Alright then, let’s begin! (Continue Reading…)

PseudoPod 600: The Graveyard Rats


The Graveyard Rats

by Henry Kuttner


Old Masson, the caretaker of one of Salem’s oldest and most neglected cemeteries, had a feud with the rats. Generations ago they had come up from the wharves and settled in the graveyard, a colony of abnormally large rats, and when Masson had taken charge after the inexplicable disappearance of the former caretaker, he decided that they must go. At first he set traps for them and put poisoned food by their burrows, and later he tried to shoot them, but it did no good. The rats stayed, multiplying and overrunning the graveyard with their ravenous hordes. (Continue Reading…)

PseudoPod 599: The Boy with the Glass Eyes


The Boy With The Glass Eyes

By J.L. Flannery


My son arrived in a brown cardboard package, no bigger than a shoebox.

I lifted the lid to see him lying there flat on his back, eyes closed, as though he were asleep.

‘Go on,’ my Boss said, ‘lift him up.’

Nervously, I lifted him up out of the box and cradled him in my arms. His skin was velvet. His smell; pure talcum powder.
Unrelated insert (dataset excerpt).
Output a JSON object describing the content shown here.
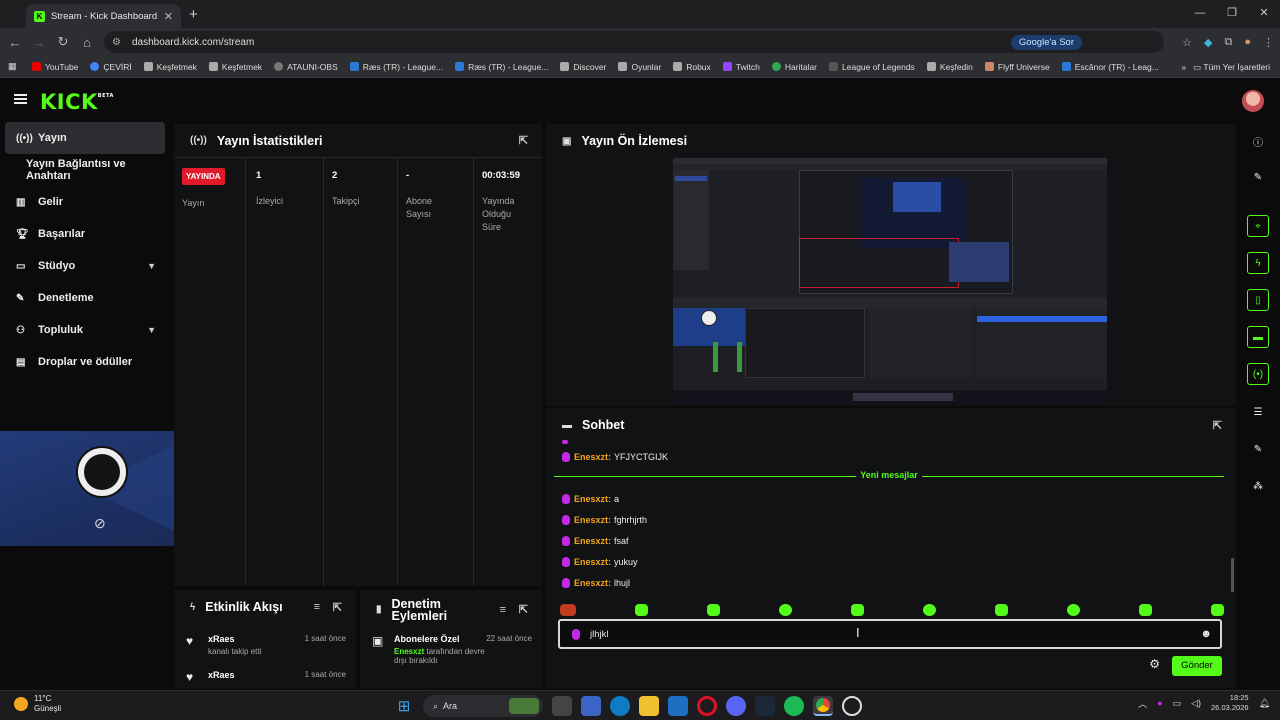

I looked down at his sleeping face and put on a smile, pretending the nausea that was rising in my throat didn’t exist.

My Boss, Mr Yamamoto, stood staring, waiting for me to react.

‘It’s incredibly lifelike,’ I said in Japanese.

He nodded, ‘Just like a real baby. Go ahead. Power it up.’

I hesitated a moment. What on earth would Alice say when I bought this thing home with me?

‘It’s a great privilege to be chosen,’ Mr Yamamoto said smiling, as if he could sense my unease.

I nodded, ‘Yes, I know. Thank you. I’m very grateful about it, honest I am. It’s just…’

‘It’s just what?’

‘Nothing,’ I said, ‘it’s nothing,’ and I held down the button on the base of its spine and the baby woke up.

Slowly, his eyes opened and he turned his head to look at me with his blue eyes made of glass. (Continue Reading…)